Report the count of lines below that include "this", without any other text.

[App and web page records]
--------

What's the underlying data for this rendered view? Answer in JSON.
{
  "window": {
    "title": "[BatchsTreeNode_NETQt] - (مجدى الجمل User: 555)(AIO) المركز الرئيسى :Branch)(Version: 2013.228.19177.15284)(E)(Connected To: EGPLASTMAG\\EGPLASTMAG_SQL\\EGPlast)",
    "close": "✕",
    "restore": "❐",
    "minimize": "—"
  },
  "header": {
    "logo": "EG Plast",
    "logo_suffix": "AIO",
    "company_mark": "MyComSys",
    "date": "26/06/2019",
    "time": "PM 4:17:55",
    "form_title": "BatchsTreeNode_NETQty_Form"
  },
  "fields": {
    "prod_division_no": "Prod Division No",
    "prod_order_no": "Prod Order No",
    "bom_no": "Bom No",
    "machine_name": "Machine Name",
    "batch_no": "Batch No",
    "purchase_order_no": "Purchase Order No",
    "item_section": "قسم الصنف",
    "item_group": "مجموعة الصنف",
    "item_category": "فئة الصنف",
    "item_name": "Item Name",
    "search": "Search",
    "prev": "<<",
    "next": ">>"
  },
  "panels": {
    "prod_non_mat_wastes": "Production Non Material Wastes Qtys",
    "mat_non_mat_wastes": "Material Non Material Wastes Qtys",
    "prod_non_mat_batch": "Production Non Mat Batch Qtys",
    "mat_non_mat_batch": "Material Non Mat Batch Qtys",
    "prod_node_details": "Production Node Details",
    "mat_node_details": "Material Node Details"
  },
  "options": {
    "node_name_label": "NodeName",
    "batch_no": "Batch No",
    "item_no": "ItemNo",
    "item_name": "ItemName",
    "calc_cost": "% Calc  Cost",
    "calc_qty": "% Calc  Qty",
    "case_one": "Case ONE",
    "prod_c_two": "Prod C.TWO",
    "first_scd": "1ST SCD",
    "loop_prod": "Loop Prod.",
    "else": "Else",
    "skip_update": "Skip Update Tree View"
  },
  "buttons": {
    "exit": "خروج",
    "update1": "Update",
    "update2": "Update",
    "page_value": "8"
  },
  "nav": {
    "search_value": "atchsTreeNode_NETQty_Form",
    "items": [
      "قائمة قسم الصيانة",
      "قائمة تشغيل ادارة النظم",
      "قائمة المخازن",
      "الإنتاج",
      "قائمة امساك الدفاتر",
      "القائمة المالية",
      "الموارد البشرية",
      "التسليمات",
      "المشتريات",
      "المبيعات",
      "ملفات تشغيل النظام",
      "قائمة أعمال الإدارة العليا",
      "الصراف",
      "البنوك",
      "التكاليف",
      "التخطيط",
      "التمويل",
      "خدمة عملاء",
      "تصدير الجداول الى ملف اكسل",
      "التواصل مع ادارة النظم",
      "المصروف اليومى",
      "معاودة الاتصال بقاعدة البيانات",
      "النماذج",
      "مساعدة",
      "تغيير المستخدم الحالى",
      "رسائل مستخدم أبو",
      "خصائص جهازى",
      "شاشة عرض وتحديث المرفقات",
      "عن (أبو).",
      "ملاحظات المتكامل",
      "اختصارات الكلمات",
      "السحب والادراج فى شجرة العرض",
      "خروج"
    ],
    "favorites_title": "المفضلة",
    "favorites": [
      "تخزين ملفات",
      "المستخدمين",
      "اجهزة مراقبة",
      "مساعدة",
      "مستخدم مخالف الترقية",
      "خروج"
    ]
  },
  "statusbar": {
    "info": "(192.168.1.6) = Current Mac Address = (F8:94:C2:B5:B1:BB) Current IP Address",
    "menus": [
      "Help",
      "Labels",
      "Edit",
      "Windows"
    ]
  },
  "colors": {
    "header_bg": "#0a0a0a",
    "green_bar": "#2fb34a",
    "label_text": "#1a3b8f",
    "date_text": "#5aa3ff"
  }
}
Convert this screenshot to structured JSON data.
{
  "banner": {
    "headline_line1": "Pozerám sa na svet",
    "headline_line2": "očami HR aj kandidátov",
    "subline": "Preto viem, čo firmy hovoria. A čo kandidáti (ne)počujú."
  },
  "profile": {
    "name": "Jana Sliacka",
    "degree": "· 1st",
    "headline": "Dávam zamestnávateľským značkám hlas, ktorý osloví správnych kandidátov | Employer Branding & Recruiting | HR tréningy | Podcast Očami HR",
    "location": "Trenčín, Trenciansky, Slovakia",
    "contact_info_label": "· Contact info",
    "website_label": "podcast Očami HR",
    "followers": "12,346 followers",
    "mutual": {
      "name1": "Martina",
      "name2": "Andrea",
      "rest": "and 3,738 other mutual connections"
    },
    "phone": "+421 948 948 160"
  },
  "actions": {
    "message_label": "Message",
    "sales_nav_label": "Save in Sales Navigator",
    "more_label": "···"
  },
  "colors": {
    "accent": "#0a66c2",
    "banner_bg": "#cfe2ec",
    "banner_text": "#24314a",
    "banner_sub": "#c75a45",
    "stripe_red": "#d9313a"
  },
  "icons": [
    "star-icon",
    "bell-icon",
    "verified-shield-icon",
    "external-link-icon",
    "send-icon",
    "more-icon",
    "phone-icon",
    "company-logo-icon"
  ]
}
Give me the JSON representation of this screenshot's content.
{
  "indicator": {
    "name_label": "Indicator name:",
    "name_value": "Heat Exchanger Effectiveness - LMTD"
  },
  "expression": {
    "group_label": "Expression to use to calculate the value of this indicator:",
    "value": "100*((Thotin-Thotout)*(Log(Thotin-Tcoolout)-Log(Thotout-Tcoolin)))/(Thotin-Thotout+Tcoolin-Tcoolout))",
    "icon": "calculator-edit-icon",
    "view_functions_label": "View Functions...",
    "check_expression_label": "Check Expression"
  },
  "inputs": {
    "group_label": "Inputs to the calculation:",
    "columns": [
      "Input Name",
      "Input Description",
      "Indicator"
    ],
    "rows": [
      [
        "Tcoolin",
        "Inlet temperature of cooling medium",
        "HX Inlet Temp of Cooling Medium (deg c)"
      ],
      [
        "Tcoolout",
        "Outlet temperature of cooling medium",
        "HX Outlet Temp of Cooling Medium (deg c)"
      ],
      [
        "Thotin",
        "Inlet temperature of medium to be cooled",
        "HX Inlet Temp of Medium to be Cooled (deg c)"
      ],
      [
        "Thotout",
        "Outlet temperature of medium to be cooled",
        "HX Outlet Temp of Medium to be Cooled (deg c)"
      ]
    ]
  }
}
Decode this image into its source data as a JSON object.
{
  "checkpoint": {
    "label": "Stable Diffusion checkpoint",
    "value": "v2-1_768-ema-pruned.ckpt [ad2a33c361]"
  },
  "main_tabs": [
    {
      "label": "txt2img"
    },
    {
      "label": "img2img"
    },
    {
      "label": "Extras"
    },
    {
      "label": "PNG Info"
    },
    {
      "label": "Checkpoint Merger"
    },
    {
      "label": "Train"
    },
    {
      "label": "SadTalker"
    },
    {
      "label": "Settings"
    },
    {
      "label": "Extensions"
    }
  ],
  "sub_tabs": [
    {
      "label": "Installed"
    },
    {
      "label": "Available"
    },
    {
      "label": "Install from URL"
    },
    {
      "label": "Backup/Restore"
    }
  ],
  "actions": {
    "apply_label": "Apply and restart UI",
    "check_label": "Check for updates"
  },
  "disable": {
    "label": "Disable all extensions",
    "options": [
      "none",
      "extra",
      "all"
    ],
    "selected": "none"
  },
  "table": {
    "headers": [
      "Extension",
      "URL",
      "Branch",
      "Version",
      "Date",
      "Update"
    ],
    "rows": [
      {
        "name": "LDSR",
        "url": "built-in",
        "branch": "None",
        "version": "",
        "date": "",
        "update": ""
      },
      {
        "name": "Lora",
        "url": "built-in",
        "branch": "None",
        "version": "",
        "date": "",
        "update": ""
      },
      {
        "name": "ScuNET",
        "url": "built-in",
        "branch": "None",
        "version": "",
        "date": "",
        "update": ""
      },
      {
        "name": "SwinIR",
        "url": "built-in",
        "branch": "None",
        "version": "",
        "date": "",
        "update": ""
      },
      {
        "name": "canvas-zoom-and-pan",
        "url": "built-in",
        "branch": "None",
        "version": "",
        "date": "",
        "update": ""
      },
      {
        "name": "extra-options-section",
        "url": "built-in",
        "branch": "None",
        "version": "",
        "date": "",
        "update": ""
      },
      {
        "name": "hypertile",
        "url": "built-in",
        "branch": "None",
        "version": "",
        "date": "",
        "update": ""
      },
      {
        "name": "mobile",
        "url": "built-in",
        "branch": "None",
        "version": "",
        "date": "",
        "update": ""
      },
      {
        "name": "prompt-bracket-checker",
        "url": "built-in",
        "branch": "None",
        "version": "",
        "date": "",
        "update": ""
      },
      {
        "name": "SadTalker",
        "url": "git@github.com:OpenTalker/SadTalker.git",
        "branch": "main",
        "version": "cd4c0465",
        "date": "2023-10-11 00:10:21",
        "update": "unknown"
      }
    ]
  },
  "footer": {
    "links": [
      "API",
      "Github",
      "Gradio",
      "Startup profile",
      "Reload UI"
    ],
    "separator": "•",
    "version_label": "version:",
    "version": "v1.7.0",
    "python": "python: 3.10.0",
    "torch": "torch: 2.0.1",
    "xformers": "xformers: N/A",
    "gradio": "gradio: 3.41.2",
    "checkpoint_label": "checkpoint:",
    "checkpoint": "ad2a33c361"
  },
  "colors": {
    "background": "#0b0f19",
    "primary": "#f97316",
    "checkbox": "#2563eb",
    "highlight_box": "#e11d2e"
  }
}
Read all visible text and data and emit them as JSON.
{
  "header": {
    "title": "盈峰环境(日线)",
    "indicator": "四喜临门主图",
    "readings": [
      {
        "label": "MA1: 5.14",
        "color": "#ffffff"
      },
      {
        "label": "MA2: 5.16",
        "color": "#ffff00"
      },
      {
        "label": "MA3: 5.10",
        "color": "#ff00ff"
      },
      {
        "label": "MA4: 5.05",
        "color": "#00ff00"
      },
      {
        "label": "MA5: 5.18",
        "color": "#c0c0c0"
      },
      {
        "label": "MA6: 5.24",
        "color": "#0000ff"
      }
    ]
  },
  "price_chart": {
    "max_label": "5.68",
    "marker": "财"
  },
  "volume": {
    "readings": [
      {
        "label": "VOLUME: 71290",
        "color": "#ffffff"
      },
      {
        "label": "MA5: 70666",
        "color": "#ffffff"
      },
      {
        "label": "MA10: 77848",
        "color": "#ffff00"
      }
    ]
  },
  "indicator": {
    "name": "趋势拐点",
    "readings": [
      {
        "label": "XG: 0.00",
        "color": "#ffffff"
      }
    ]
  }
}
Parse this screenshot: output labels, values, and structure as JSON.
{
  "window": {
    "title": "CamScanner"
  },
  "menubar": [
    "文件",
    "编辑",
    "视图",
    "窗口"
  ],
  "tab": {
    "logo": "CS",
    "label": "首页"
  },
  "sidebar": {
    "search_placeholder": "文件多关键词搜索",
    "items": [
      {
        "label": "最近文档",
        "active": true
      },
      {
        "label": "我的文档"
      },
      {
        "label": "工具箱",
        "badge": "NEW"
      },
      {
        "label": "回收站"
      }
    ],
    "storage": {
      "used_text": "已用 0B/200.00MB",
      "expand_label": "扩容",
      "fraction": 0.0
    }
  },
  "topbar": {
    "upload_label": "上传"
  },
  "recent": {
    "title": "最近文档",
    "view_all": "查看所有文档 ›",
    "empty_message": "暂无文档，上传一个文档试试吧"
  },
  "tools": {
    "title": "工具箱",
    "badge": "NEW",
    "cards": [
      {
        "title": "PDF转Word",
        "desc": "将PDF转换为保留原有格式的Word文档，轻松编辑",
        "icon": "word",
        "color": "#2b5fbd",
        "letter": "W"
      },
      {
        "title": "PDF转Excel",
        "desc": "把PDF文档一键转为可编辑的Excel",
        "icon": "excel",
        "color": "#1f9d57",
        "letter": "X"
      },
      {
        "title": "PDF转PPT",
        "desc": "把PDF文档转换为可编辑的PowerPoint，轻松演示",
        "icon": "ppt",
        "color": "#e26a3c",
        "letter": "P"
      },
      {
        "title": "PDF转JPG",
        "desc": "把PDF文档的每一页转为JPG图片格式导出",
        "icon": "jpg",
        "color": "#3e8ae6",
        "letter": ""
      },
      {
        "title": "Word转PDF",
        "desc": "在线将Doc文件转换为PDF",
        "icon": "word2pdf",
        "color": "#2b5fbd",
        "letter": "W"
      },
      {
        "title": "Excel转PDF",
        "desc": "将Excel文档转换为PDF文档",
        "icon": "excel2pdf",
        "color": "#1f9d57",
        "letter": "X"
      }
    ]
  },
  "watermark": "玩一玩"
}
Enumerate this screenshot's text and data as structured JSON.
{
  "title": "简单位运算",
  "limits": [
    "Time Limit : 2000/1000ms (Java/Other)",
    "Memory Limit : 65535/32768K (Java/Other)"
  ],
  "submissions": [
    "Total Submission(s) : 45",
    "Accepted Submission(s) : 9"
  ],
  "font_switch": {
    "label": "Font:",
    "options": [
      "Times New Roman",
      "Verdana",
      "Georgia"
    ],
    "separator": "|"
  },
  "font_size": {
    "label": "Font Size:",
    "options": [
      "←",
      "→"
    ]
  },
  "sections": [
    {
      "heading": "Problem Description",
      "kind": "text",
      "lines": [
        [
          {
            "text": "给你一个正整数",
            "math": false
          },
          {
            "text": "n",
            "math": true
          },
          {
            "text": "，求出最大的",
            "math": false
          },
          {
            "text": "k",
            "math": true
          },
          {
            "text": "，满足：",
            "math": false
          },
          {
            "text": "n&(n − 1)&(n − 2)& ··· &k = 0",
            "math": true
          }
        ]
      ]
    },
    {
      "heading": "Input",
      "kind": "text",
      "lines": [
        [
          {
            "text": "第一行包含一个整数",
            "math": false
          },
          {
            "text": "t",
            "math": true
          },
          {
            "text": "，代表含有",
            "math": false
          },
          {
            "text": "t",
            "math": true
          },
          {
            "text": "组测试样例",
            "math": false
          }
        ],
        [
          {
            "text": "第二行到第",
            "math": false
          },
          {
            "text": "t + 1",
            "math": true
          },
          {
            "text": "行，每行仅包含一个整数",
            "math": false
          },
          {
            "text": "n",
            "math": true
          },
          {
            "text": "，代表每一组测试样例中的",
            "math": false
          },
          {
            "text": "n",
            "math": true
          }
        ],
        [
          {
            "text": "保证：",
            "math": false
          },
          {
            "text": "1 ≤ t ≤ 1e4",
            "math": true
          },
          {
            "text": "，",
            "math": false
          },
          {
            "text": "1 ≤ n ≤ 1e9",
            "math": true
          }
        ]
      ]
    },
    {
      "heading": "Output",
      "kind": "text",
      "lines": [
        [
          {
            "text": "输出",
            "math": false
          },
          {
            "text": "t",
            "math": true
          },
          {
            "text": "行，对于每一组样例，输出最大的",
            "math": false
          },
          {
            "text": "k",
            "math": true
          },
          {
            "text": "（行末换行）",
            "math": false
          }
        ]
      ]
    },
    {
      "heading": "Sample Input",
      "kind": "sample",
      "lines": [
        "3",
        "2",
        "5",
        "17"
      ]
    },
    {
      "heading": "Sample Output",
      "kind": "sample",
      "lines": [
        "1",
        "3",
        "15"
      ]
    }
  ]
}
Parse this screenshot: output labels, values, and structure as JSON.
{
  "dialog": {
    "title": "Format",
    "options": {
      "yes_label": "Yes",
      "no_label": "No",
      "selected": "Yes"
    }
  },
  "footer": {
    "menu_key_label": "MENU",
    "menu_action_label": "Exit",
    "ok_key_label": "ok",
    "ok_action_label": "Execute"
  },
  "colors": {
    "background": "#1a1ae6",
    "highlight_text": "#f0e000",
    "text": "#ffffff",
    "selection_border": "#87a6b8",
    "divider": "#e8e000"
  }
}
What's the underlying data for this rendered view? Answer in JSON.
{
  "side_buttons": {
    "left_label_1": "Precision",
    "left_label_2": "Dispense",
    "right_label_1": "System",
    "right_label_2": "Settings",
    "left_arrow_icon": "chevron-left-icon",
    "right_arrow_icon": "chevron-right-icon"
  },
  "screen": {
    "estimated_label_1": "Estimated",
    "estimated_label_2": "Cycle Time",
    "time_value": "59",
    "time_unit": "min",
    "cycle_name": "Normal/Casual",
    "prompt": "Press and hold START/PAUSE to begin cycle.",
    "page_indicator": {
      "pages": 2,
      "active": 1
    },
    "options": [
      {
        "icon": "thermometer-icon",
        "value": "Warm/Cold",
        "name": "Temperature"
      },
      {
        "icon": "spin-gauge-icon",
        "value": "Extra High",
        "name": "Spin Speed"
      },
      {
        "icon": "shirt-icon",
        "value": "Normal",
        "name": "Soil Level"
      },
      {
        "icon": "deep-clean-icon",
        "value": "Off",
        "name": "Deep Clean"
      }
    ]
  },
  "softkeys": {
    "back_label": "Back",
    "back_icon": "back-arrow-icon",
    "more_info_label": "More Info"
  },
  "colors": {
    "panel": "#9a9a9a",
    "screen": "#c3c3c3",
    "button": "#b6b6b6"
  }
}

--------

Expected output
9